- [TASK INPUT]
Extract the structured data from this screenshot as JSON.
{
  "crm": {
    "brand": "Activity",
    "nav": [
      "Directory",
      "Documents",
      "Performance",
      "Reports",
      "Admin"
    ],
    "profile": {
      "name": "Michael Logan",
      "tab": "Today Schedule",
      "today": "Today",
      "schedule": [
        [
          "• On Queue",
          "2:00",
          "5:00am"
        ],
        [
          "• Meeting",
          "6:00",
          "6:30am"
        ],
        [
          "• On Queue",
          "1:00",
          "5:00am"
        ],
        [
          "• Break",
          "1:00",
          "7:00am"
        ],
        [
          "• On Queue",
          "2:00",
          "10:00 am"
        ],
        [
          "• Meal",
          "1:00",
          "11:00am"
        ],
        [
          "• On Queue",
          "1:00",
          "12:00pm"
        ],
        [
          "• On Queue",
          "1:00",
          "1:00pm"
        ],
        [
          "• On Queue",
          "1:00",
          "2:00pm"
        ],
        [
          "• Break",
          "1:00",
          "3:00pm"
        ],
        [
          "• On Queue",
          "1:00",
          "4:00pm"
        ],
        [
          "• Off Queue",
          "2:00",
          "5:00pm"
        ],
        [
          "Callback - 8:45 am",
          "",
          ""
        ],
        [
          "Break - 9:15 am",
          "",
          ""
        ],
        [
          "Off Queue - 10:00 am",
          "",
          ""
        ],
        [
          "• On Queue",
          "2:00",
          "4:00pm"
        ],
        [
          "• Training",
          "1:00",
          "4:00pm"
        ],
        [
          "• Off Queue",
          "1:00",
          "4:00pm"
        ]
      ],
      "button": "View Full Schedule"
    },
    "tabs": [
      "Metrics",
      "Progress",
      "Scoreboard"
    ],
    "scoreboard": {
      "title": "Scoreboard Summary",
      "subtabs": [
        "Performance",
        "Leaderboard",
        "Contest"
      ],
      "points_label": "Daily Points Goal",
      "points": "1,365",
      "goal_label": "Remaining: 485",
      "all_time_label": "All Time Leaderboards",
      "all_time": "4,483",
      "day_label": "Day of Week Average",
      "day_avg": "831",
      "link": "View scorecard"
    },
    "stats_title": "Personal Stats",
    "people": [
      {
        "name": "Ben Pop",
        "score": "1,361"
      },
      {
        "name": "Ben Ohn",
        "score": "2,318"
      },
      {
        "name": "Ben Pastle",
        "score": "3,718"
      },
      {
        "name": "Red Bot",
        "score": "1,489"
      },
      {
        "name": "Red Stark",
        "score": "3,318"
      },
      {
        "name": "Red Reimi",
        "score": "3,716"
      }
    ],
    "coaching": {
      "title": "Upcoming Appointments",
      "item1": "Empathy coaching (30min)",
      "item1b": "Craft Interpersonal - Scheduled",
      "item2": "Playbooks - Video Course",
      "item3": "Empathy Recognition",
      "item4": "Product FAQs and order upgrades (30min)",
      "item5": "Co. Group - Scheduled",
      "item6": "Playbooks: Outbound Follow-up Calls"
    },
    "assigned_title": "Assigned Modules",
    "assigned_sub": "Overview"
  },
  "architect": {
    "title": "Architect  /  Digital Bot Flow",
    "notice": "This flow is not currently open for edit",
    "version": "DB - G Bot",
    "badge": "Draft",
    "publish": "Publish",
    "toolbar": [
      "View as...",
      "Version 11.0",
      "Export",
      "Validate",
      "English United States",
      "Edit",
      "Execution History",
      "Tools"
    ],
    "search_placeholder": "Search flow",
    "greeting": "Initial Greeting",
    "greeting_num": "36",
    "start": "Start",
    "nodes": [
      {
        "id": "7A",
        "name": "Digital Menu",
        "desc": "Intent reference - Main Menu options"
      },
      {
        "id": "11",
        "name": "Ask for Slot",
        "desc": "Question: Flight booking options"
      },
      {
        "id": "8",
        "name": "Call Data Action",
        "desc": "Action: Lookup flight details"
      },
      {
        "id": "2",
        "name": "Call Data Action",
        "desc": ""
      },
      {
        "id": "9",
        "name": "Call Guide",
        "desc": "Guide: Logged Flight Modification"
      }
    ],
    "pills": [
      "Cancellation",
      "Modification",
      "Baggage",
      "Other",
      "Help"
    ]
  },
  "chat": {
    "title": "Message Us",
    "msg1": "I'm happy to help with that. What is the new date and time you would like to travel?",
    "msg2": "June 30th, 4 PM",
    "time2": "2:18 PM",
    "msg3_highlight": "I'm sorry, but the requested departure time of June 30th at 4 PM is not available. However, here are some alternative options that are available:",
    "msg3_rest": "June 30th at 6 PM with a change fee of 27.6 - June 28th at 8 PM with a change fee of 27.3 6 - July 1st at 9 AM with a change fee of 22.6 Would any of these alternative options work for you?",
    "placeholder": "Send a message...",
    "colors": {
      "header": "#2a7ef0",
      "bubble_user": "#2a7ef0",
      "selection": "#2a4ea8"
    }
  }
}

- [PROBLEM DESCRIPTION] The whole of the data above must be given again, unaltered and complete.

- [EXERCISE ANSWER]
Extract the structured data from this screenshot as JSON.
{
  "crm": {
    "brand": "Activity",
    "nav": [
      "Directory",
      "Documents",
      "Performance",
      "Reports",
      "Admin"
    ],
    "profile": {
      "name": "Michael Logan",
      "tab": "Today Schedule",
      "today": "Today",
      "schedule": [
        [
          "• On Queue",
          "2:00",
          "5:00am"
        ],
        [
          "• Meeting",
          "6:00",
          "6:30am"
        ],
        [
          "• On Queue",
          "1:00",
          "5:00am"
        ],
        [
          "• Break",
          "1:00",
          "7:00am"
        ],
        [
          "• On Queue",
          "2:00",
          "10:00 am"
        ],
        [
          "• Meal",
          "1:00",
          "11:00am"
        ],
        [
          "• On Queue",
          "1:00",
          "12:00pm"
        ],
        [
          "• On Queue",
          "1:00",
          "1:00pm"
        ],
        [
          "• On Queue",
          "1:00",
          "2:00pm"
        ],
        [
          "• Break",
          "1:00",
          "3:00pm"
        ],
        [
          "• On Queue",
          "1:00",
          "4:00pm"
        ],
        [
          "• Off Queue",
          "2:00",
          "5:00pm"
        ],
        [
          "Callback - 8:45 am",
          "",
          ""
        ],
        [
          "Break - 9:15 am",
          "",
          ""
        ],
        [
          "Off Queue - 10:00 am",
          "",
          ""
        ],
        [
          "• On Queue",
          "2:00",
          "4:00pm"
        ],
        [
          "• Training",
          "1:00",
          "4:00pm"
        ],
        [
          "• Off Queue",
          "1:00",
          "4:00pm"
        ]
      ],
      "button": "View Full Schedule"
    },
    "tabs": [
      "Metrics",
      "Progress",
      "Scoreboard"
    ],
    "scoreboard": {
      "title": "Scoreboard Summary",
      "subtabs": [
        "Performance",
        "Leaderboard",
        "Contest"
      ],
      "points_label": "Daily Points Goal",
      "points": "1,365",
      "goal_label": "Remaining: 485",
      "all_time_label": "All Time Leaderboards",
      "all_time": "4,483",
      "day_label": "Day of Week Average",
      "day_avg": "831",
      "link": "View scorecard"
    },
    "stats_title": "Personal Stats",
    "people": [
      {
        "name": "Ben Pop",
        "score": "1,361"
      },
      {
        "name": "Ben Ohn",
        "score": "2,318"
      },
      {
        "name": "Ben Pastle",
        "score": "3,718"
      },
      {
        "name": "Red Bot",
        "score": "1,489"
      },
      {
        "name": "Red Stark",
        "score": "3,318"
      },
      {
        "name": "Red Reimi",
        "score": "3,716"
      }
    ],
    "coaching": {
      "title": "Upcoming Appointments",
      "item1": "Empathy coaching (30min)",
      "item1b": "Craft Interpersonal - Scheduled",
      "item2": "Playbooks - Video Course",
      "item3": "Empathy Recognition",
      "item4": "Product FAQs and order upgrades (30min)",
      "item5": "Co. Group - Scheduled",
      "item6": "Playbooks: Outbound Follow-up Calls"
    },
    "assigned_title": "Assigned Modules",
    "assigned_sub": "Overview"
  },
  "architect": {
    "title": "Architect  /  Digital Bot Flow",
    "notice": "This flow is not currently open for edit",
    "version": "DB - G Bot",
    "badge": "Draft",
    "publish": "Publish",
    "toolbar": [
      "View as...",
      "Version 11.0",
      "Export",
      "Validate",
      "English United States",
      "Edit",
      "Execution History",
      "Tools"
    ],
    "search_placeholder": "Search flow",
    "greeting": "Initial Greeting",
    "greeting_num": "36",
    "start": "Start",
    "nodes": [
      {
        "id": "7A",
        "name": "Digital Menu",
        "desc": "Intent reference - Main Menu options"
      },
      {
        "id": "11",
        "name": "Ask for Slot",
        "desc": "Question: Flight booking options"
      },
      {
        "id": "8",
        "name": "Call Data Action",
        "desc": "Action: Lookup flight details"
      },
      {
        "id": "2",
        "name": "Call Data Action",
        "desc": ""
      },
      {
        "id": "9",
        "name": "Call Guide",
        "desc": "Guide: Logged Flight Modification"
      }
    ],
    "pills": [
      "Cancellation",
      "Modification",
      "Baggage",
      "Other",
      "Help"
    ]
  },
  "chat": {
    "title": "Message Us",
    "msg1": "I'm happy to help with that. What is the new date and time you would like to travel?",
    "msg2": "June 30th, 4 PM",
    "time2": "2:18 PM",
    "msg3_highlight": "I'm sorry, but the requested departure time of June 30th at 4 PM is not available. However, here are some alternative options that are available:",
    "msg3_rest": "June 30th at 6 PM with a change fee of 27.6 - June 28th at 8 PM with a change fee of 27.3 6 - July 1st at 9 AM with a change fee of 22.6 Would any of these alternative options work for you?",
    "placeholder": "Send a message...",
    "colors": {
      "header": "#2a7ef0",
      "bubble_user": "#2a7ef0",
      "selection": "#2a4ea8"
    }
  }
}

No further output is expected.